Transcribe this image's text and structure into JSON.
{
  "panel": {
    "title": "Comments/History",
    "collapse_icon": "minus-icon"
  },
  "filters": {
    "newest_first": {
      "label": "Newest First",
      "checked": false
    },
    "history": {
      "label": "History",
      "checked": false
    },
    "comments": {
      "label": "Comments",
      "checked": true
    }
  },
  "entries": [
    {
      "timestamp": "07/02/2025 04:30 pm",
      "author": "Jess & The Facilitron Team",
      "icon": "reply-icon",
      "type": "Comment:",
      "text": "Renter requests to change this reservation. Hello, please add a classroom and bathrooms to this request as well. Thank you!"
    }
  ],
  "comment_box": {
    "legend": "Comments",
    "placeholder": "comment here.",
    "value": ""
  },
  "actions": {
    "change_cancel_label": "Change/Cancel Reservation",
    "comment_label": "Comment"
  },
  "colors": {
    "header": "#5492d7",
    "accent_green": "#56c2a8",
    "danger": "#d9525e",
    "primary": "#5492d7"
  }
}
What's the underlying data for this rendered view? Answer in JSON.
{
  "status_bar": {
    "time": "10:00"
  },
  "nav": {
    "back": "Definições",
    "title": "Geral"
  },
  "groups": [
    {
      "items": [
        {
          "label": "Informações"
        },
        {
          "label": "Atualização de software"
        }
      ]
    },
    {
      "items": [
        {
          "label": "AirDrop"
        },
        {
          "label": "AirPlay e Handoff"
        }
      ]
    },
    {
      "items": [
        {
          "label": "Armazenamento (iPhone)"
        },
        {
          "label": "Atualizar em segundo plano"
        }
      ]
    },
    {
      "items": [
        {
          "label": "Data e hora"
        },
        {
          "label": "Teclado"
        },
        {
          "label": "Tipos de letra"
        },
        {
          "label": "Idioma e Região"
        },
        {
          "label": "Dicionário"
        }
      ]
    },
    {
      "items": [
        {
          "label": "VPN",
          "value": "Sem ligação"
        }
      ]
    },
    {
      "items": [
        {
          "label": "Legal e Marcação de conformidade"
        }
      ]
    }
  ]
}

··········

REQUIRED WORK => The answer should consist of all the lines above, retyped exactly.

COMPLETED TASK =>
Transcribe this image's text and structure into JSON.
{
  "panel": {
    "title": "Comments/History",
    "collapse_icon": "minus-icon"
  },
  "filters": {
    "newest_first": {
      "label": "Newest First",
      "checked": false
    },
    "history": {
      "label": "History",
      "checked": false
    },
    "comments": {
      "label": "Comments",
      "checked": true
    }
  },
  "entries": [
    {
      "timestamp": "07/02/2025 04:30 pm",
      "author": "Jess & The Facilitron Team",
      "icon": "reply-icon",
      "type": "Comment:",
      "text": "Renter requests to change this reservation. Hello, please add a classroom and bathrooms to this request as well. Thank you!"
    }
  ],
  "comment_box": {
    "legend": "Comments",
    "placeholder": "comment here.",
    "value": ""
  },
  "actions": {
    "change_cancel_label": "Change/Cancel Reservation",
    "comment_label": "Comment"
  },
  "colors": {
    "header": "#5492d7",
    "accent_green": "#56c2a8",
    "danger": "#d9525e",
    "primary": "#5492d7"
  }
}
What's the underlying data for this rendered view? Answer in JSON.
{
  "status_bar": {
    "time": "10:00"
  },
  "nav": {
    "back": "Definições",
    "title": "Geral"
  },
  "groups": [
    {
      "items": [
        {
          "label": "Informações"
        },
        {
          "label": "Atualização de software"
        }
      ]
    },
    {
      "items": [
        {
          "label": "AirDrop"
        },
        {
          "label": "AirPlay e Handoff"
        }
      ]
    },
    {
      "items": [
        {
          "label": "Armazenamento (iPhone)"
        },
        {
          "label": "Atualizar em segundo plano"
        }
      ]
    },
    {
      "items": [
        {
          "label": "Data e hora"
        },
        {
          "label": "Teclado"
        },
        {
          "label": "Tipos de letra"
        },
        {
          "label": "Idioma e Região"
        },
        {
          "label": "Dicionário"
        }
      ]
    },
    {
      "items": [
        {
          "label": "VPN",
          "value": "Sem ligação"
        }
      ]
    },
    {
      "items": [
        {
          "label": "Legal e Marcação de conformidade"
        }
      ]
    }
  ]
}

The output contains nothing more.